Cambrai, Aug. 3, 1818.
As a specimen of French dinners, lacq's, premising that the table was a I will tell you what we had at Quildeal board, set upon cross sticks— soup, soles, mutton maintenon, veal fricandeau, potatoes, chicken and argooseberries, and plums: this was the tichoke, pastry, cheese, cherries, dinner for two; the tables d'hôte are on a larger scale. The Duke of Wellington had announced his intention to sleep at Quillacq's on Friday night, and was expected at half-past eleven. I sat up considering whether I should go to bed (which I felt much inclined to do), or wait the arrival of the Conqueror of France. Whilst I was laid considering that I might sleep any on a large sofa, debating the matter, night, but could not see so great a man any night; on the other hand, what better should I be for having seen him? besides, he might not come, found my sitting up was not agreeor might be behind his time, &c. I able to the waiter, who every now and then made errands into the room to length, at eleven o'clock, he came see if I was wanting to retire. At

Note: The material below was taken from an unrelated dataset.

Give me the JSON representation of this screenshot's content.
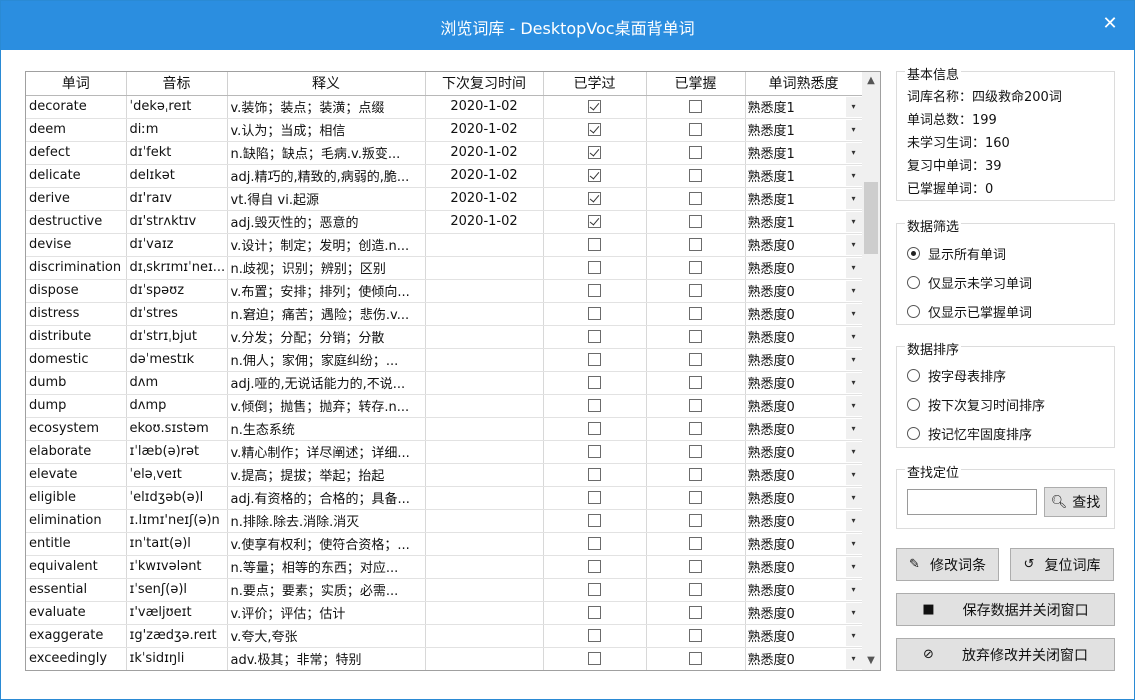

into the room, blew out the two candles on the table, and was proceeding to blow out a third on the side-table; and on my calling out for him to leave one candle, he replied, Tout le monde va se coucher.' This being the case, I was obliged to retire; for it was not for John Bull to introduce as all the world was going to bed, his bad customs of turning night into day. I could not, however, but suspect that my anxiety to see the Duke, and my having so repeatedly inquired about his arrival, might determine the waiter to baulk me; as the Duke is no mighty favourite with Frenchinen. The next morning, at seven, I went down to the pier, and saw the Duke's carriage embarked aboard the Lord Duncau packet. He was to sail The wind, at W. N. W. was directly at high water (between ten and eleven). against him, and his passage would probably occupy seven or eight hours at least. The sailors were disputing